When you regularly walk past boards advertising white truffles at £2000 a kilo, it is easy to wonder what all the fuss is about. Sometimes in Booth's at borough market they let us sniff the jar they keep them in. The other day, I saw a chap buying a small one for £15, and realised that it was possible to afford to try them.
When we were looking, the smallest was £25's worth, so that was what we bought. He said it would serve four. It seemed like a good idea to buy some fresh egg taglietelle to go with it.
Then we got home.
All our cook books think it is too fancy a topic to cover. There are no details on what to do with a truffle, how to store it, how to clean it, and hardly any recipes. There were a lot of little holes in the truffle, with fine sand and grit in. I tried using a toothbrush on its own, but resorted to water assistance. Straight after this, Hungerpang found an exhortation on the internet to avoid contaminating truffles with water.
I found only one recipe, which added merely butter, parmesan and grated nutmeg to the pasta, and grated the truffle over the top. This is easier said than done - it was quite brittle, and we ended up with chunks and fragments everywhere.
The result was pretty spectacular. Very pungent, a powerful gastronomic experience, but not necessarily the most pleasant in the world.
That used up only half of it. I had most of the rest for lunch today following the same recipe, discovering that a pototo peeler is an excellent tool for grating truffles with!
01 December 2006
I thought the only Conran restaurant worth going to was Plateau in Canary Wharf, but after last night have had to revise my ideas.
It was the service that really stood out. They managed that balance of being totally attentive and well drilled, without appearing formal or imposing. Hungerpang mentioned to one waiter that he would move to drinking red wine, and was instantly supplied with a clean glass by another waiter. The room was pleasant, perhaps a little draughty, but the view of Tower Bridge obscured by heavy scaffolding. We (eight of us) were pleased to be seated at a round table, which is much more fun for a sociable group.
The menu had a confusing layout - fairly typical Conran - so you could easily miss some of the main courses on offer. It was hearty British fare, with a special seasonal emphasis on game. The breads were excellent, and not particularly gimmicky or Italian. I chose game broth, a richly flavoured consommé with mushrooms and parsley. Others tried lambs kidneys on toast, smoked salmon, game terrine and potted shrimps. No-one tried any of the oysters on offer. For main course, the steak and kidney pudding appealed most to me. It came coated in gravy, so I couldn't tell if they'd achieved the elusive crisp crust, but not enough gravy to last me to the end. Portions are generous here, and I couldn't finish the pudding. Other things tried were fish and chips, venison shank, mushroom tartlet, pheasant with red cabbage. All were traditionally flavoured, pretty good, but no better than you could achieve at home with a little patience. Only 2 of us had space for afters, both opting for the bread-and-butter pudding, though angels on horseback attracted interest. The bread and butter pudding was huge! Fully a 5-inch cube of dense bread and custard. Hungerpang managed about 2/3rds of his (with a tablespoonful to me), but our friend could only manage a pathetic quantity. We all had coffee, which came with a few little chocolate petit fours of unimpeachable quality.
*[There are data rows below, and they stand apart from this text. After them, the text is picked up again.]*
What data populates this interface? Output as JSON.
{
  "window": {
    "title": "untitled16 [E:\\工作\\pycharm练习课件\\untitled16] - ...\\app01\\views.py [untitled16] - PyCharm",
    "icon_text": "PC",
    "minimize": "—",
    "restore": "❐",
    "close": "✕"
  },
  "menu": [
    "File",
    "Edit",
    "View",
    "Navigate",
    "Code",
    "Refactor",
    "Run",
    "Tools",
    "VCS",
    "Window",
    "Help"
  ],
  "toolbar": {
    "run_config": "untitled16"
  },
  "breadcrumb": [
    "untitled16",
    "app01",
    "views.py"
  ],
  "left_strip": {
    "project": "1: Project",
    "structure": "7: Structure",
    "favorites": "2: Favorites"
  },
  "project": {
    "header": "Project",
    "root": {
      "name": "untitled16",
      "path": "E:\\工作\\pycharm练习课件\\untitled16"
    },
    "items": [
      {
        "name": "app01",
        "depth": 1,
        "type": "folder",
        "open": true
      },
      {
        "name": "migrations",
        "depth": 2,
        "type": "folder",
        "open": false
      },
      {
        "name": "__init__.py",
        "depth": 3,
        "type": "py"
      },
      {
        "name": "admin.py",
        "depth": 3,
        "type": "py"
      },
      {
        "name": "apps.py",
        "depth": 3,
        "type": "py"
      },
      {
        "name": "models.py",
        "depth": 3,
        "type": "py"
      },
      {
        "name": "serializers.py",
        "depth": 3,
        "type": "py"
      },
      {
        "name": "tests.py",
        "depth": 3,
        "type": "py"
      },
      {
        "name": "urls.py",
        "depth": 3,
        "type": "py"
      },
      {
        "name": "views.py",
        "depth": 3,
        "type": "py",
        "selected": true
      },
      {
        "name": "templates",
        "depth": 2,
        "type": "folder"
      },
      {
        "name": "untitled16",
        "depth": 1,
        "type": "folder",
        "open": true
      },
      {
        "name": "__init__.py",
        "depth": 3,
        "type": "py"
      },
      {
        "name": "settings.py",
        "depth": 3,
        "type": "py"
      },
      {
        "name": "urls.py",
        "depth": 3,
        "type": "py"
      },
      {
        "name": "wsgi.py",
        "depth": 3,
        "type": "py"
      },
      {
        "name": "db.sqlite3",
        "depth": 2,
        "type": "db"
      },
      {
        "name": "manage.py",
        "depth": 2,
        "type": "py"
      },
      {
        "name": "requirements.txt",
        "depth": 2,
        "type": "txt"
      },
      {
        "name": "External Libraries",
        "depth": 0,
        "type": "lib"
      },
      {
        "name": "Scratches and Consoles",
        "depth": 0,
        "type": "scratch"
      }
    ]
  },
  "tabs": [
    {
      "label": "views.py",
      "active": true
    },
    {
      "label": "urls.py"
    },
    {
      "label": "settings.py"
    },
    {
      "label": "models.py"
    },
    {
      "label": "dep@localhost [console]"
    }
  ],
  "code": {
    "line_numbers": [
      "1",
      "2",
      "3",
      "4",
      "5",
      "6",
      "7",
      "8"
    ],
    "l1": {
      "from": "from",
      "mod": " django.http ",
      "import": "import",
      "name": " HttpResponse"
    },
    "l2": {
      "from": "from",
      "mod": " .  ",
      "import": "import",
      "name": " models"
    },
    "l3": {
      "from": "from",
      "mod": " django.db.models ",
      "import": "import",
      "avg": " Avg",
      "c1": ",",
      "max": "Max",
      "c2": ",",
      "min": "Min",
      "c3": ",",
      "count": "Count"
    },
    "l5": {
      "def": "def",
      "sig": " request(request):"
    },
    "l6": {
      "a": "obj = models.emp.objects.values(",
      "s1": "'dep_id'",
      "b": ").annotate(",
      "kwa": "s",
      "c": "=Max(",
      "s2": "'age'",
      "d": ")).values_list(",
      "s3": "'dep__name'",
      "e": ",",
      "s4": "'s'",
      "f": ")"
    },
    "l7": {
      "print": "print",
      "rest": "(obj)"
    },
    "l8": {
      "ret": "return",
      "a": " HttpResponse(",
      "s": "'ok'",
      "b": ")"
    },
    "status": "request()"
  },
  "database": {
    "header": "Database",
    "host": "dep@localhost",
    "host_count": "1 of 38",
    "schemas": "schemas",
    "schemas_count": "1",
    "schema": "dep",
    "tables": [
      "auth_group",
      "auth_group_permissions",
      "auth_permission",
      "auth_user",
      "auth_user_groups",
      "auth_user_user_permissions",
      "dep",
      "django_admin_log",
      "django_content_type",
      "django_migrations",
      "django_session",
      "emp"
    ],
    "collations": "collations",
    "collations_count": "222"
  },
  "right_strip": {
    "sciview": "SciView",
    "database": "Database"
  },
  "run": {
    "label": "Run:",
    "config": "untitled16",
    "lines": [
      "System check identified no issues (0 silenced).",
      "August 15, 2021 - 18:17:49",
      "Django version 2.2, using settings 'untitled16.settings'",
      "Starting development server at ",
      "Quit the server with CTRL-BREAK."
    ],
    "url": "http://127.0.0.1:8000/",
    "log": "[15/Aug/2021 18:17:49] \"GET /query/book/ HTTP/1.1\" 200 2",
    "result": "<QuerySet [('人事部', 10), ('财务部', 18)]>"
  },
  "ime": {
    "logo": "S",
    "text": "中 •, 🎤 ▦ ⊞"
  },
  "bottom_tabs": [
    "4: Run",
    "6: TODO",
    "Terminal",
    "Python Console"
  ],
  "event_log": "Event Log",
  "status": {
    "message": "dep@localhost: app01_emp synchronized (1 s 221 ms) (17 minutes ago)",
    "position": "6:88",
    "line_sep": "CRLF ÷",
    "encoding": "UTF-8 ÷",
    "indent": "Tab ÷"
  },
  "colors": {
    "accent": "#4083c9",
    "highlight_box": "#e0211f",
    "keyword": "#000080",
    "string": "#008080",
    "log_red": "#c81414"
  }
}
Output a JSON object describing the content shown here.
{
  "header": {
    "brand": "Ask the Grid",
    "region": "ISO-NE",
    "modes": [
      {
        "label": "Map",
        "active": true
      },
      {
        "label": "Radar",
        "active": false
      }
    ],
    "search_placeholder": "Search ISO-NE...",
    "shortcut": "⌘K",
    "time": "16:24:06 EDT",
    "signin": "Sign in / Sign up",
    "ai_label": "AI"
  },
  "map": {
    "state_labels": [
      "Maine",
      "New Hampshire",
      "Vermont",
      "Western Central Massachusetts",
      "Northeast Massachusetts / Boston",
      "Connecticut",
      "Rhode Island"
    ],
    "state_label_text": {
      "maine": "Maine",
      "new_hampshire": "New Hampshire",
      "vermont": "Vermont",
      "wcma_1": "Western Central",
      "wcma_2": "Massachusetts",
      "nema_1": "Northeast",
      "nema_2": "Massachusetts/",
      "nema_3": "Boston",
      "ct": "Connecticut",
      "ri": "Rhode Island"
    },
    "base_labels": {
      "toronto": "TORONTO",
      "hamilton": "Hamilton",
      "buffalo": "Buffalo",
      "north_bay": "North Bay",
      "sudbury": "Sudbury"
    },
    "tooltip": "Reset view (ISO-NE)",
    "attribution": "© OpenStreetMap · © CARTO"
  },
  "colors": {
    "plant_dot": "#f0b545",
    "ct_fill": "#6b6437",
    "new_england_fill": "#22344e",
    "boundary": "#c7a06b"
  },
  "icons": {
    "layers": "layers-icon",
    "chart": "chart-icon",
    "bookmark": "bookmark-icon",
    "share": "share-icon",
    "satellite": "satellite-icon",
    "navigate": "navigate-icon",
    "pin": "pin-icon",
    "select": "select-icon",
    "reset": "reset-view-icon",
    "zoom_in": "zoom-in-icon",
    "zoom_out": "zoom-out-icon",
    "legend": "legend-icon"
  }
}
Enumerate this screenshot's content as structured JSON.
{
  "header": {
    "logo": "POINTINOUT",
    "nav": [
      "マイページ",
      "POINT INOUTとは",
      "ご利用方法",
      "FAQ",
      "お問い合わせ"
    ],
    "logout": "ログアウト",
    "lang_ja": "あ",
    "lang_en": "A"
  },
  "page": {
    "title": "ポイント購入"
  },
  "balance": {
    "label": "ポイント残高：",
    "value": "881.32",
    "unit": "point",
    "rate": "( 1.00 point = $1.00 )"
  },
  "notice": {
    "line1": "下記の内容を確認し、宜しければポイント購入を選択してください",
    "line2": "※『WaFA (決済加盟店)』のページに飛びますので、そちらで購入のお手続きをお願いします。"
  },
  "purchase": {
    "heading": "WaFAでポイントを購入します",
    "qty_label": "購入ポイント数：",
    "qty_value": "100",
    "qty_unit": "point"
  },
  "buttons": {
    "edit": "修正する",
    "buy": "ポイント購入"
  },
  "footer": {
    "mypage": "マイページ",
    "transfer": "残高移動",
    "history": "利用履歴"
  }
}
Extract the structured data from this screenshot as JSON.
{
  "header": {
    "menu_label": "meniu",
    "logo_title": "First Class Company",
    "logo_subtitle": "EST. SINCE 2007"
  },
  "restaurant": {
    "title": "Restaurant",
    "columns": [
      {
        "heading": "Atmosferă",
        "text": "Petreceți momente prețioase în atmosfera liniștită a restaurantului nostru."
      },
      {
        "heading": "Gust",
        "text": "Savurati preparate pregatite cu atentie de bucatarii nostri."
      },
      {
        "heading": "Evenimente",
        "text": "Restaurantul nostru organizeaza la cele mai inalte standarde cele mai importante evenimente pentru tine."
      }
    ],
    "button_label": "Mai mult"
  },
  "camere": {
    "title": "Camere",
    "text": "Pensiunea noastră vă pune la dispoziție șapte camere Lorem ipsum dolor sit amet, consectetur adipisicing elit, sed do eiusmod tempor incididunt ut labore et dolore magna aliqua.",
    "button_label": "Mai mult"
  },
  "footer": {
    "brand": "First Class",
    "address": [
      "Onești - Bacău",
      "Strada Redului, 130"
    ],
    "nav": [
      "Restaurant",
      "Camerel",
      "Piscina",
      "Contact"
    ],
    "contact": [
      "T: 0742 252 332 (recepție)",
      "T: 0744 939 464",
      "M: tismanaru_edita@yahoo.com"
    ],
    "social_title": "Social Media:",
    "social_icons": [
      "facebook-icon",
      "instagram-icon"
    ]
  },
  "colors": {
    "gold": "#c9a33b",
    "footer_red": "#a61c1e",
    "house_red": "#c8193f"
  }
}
The thing I really didn't like about this place with its jolly atmosphere (a bit too loud, perhaps) was the prices of the wines. In trying to find something under £40 pound a bottle, you could look through several sections without joy. I repeatedly had to rebuff the somelier's recommendations with a "no, that's out of our price range", and really struggled to find 4 bottles to drink. We had an Argentinian Malbec called Clos de los Siete (£36), a couple of bottles of Rioja Marques de Riscal 2002 (£29.75), a Portuguese Douro wine called Quinta de la Rosa (£29.95), and a white Verdejo, Jose Pariente from Rueda in Spain for £25.75. These are almost the only wines under £30 on the list.
The bill came to £73.50 per person, which was a good effort on our part in contrast with the previous trip to Gaucho Grill, which tallied up to over £90 a head.